Material provided ->
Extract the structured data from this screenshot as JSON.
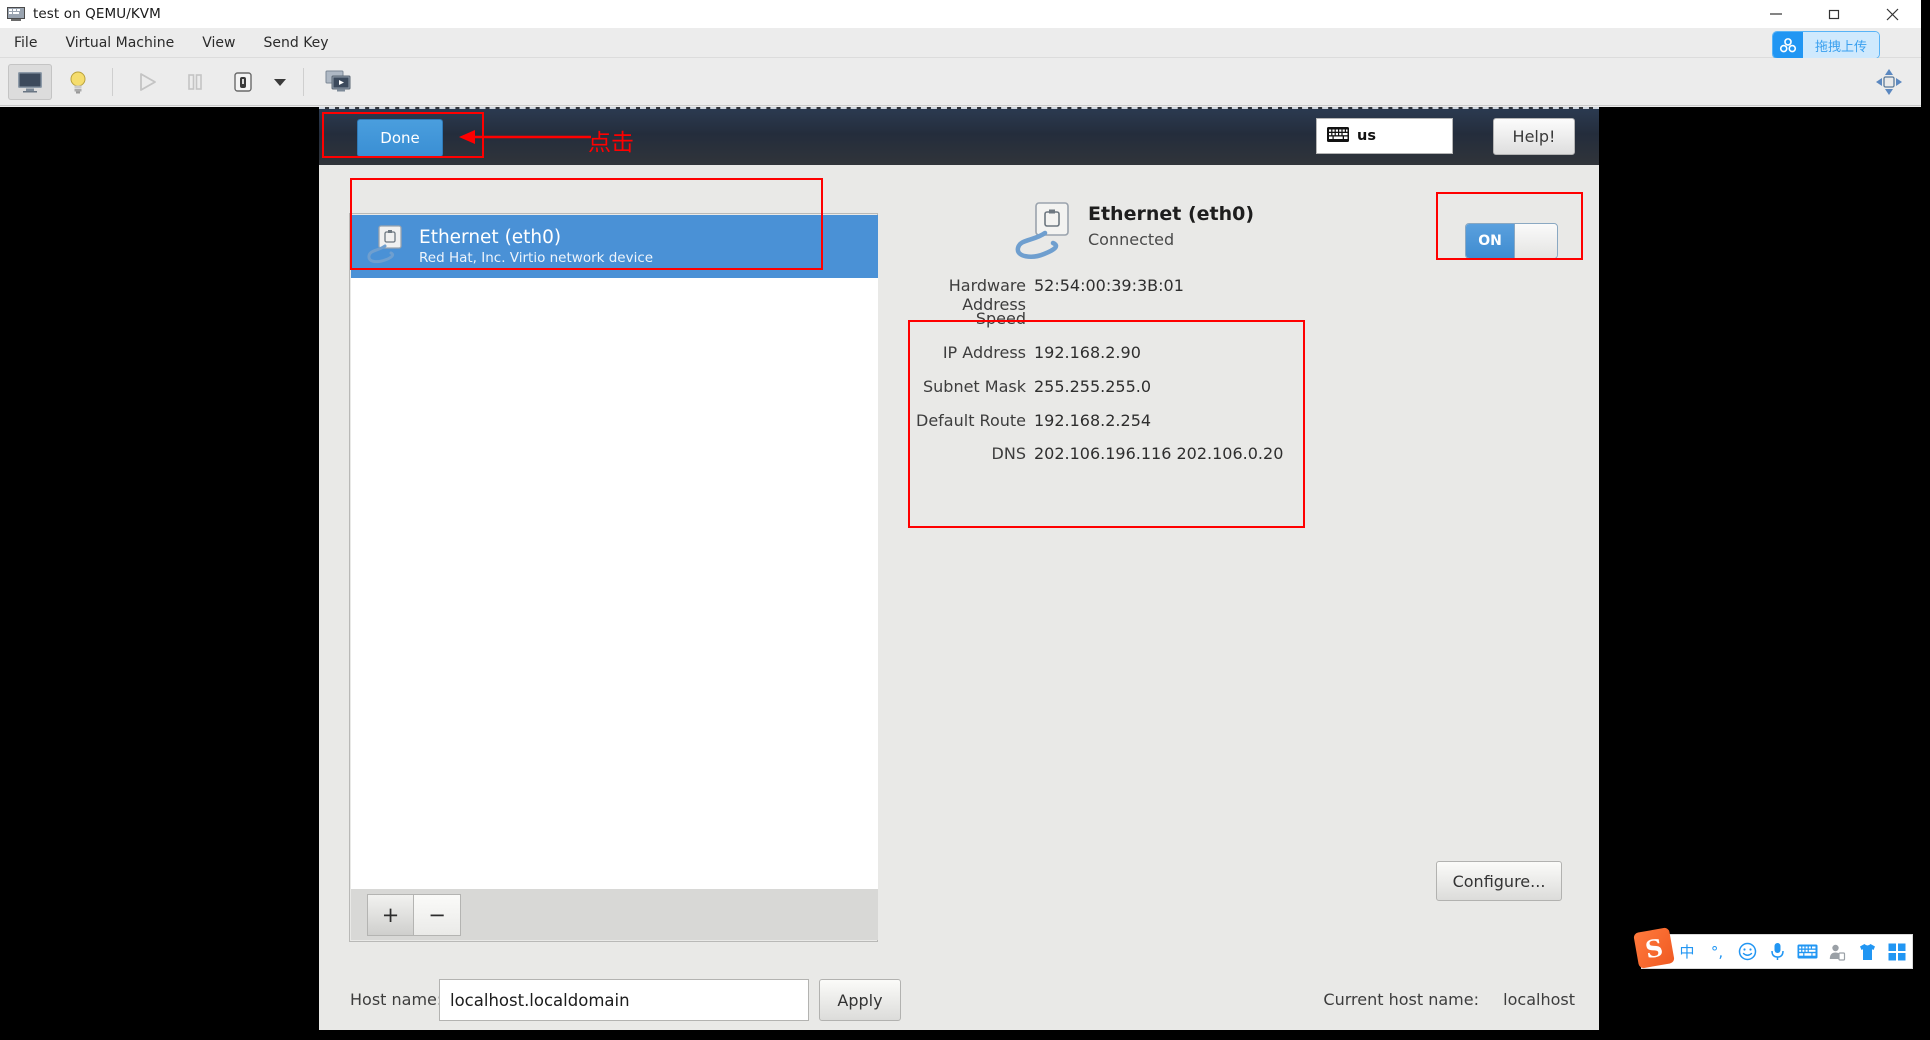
{
  "window": {
    "title": "test on QEMU/KVM",
    "icon": "computer-icon",
    "controls": {
      "minimize": "minimize-icon",
      "maximize": "maximize-icon",
      "close": "close-icon"
    }
  },
  "menubar": {
    "items": [
      {
        "label": "File",
        "name": "menu-file"
      },
      {
        "label": "Virtual Machine",
        "name": "menu-virtual-machine"
      },
      {
        "label": "View",
        "name": "menu-view"
      },
      {
        "label": "Send Key",
        "name": "menu-send-key"
      }
    ],
    "upload_badge": {
      "label": "拖拽上传",
      "icon": "cloud-upload-icon"
    }
  },
  "toolbar": {
    "buttons": [
      {
        "name": "show-console-button",
        "icon": "monitor-icon",
        "active": true
      },
      {
        "name": "show-details-button",
        "icon": "lightbulb-icon",
        "active": false
      },
      {
        "name": "run-button",
        "icon": "play-icon",
        "active": false
      },
      {
        "name": "pause-button",
        "icon": "pause-icon",
        "active": false
      },
      {
        "name": "shutdown-button",
        "icon": "power-icon",
        "active": false
      },
      {
        "name": "shutdown-menu-button",
        "icon": "chevron-down-icon",
        "active": false
      },
      {
        "name": "snapshots-button",
        "icon": "snapshots-icon",
        "active": false
      }
    ],
    "fullscreen": {
      "name": "resize-guest-button",
      "icon": "move-arrows-icon"
    }
  },
  "installer": {
    "header": {
      "done_label": "Done",
      "keyboard_layout": "us",
      "keyboard_icon": "keyboard-icon",
      "help_label": "Help!"
    },
    "device_list": {
      "items": [
        {
          "name": "Ethernet (eth0)",
          "description": "Red Hat, Inc. Virtio network device",
          "icon": "ethernet-icon",
          "selected": true
        }
      ],
      "add_label": "+",
      "remove_label": "−"
    },
    "detail": {
      "icon": "ethernet-icon",
      "title": "Ethernet (eth0)",
      "status": "Connected",
      "toggle": {
        "label": "ON",
        "state": "on"
      },
      "fields": [
        {
          "key": "Hardware Address",
          "value": "52:54:00:39:3B:01"
        },
        {
          "key": "Speed",
          "value": ""
        },
        {
          "key": "IP Address",
          "value": "192.168.2.90"
        },
        {
          "key": "Subnet Mask",
          "value": "255.255.255.0"
        },
        {
          "key": "Default Route",
          "value": "192.168.2.254"
        },
        {
          "key": "DNS",
          "value": "202.106.196.116 202.106.0.20"
        }
      ],
      "configure_label": "Configure..."
    },
    "hostbar": {
      "host_name_label": "Host name:",
      "host_name_value": "localhost.localdomain",
      "host_name_placeholder": "localhost.localdomain",
      "apply_label": "Apply",
      "current_host_name_label": "Current host name:",
      "current_host_name_value": "localhost"
    }
  },
  "annotations": {
    "click_text": "点击",
    "color": "#ff0000",
    "boxes": [
      {
        "name": "annotation-box-done"
      },
      {
        "name": "annotation-box-device"
      },
      {
        "name": "annotation-box-toggle"
      },
      {
        "name": "annotation-box-ipinfo"
      }
    ]
  },
  "ime": {
    "logo": "S",
    "items": [
      {
        "label": "中",
        "name": "ime-chinese-mode"
      },
      {
        "label": "°,",
        "name": "ime-punctuation-mode"
      },
      {
        "label": "☺",
        "name": "ime-emoji"
      },
      {
        "label": "Ἲ4",
        "name": "ime-voice-input"
      },
      {
        "label": "⌨",
        "name": "ime-soft-keyboard"
      },
      {
        "label": "὆4",
        "name": "ime-user"
      },
      {
        "label": "ὅ5",
        "name": "ime-skin"
      },
      {
        "label": "⊞",
        "name": "ime-toolbox"
      }
    ]
  }
}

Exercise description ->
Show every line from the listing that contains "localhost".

Response to the task ->
      "host_name_value": "localhost.localdomain",
      "host_name_placeholder": "localhost.localdomain",
      "current_host_name_value": "localhost"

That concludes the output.